The geography of the West Antarctica holds the key as to why this part of the continent’s massive ice sheet may be vulnerable to rapid collapse, leading to potentially rapid sea-level rise that might reach several meters per century, especially at temperatures exceeding 3-4°C above pre-industrial. This session features multi-report IPCC authors and editors Dr. […]

Permafrost Thaw Triggers Collapse of Infrastructure in Denali National Park, Alaska

News Briefing: 26 April 2022 Denali National Park in Alaska will be largely closed to the public for the next two years due to an unprecedented series of landslides caused by thawing permafrost. These have broken away several sections of the single, 92-mile road leading through the park. As global temperatures rise, they accelerate the […]

Antarctic Sea Ice Hits All-time Record Low

Advances in Atmospheric Sciences, 19 April 2022 During February of this year, the Antarctic sea ice cover shrank below two million square kilometers for the first time since the satellite record began in 1978. Rising global temperatures in combination with the full force of several global climate patterns produced this record-breaking low. Unusually strong wind […]

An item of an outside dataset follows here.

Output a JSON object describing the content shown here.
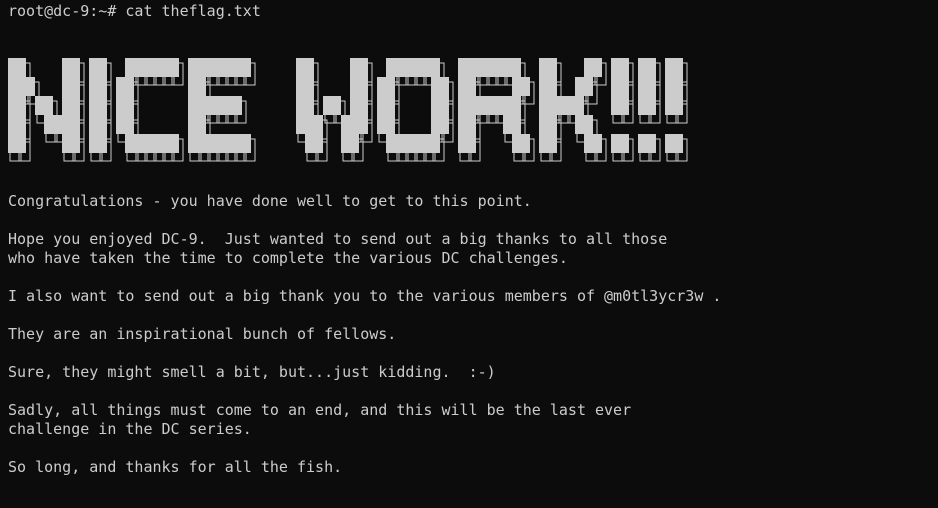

Air Currents from the Tropics Destabilize Antarctic Ice Shelves

Communications Earth & Environment, 14 April 2022 Over the past two decades, strong “atmospheric rivers” have triggered more than 60% of the major calving events of the Larsen A and Larsen B ice shelves and preceded their main collapses. Atmospheric rivers are long, flowing air currents that carry water vapor from the tropics and deposit […]

COP-26 Video of the Week: “Preservation of Glaciers at 1.5°C” with IPCC Valerie Masson-Delmotte, Regine Hock, and Georg Kaser

For some mid-latitude glacier regions such as Scandinavia and the western United States, the difference between 1.5°C and 2°C is the difference between some small preservation of glacier ice; and none at all. This side event features a region-by-region survey of the benefits of meeting the 1.5°C goal for the world’s glacier systems by three […]

Mountain Glaciers in Washington State Could Disappear By 2070

Journal of Geophysical Research: Earth Surface, 19 April 2022 Winter temperatures have increased by nearly 1°C in the Olympic mountain range over the past century, resulting in the disappearance of more than half its original glacial area. Glaciers in the Olympic mountains are particularly vulnerable to climate change due to both their low elevation, and […]

Northward Migration of Pacific Salmon Signals A Rapidly Changing Arctic

Canadian Journal of Fisheries and Aquatic Sciences, 18 March 2022 This study provides the first confirmed record of Pacific salmon populations surviving and reproducing in Arctic waters near Alaska. As global temperatures rise, an increasing number of species are able to migrate northward into the Arctic Ocean due to more favorable water temperatures and the […]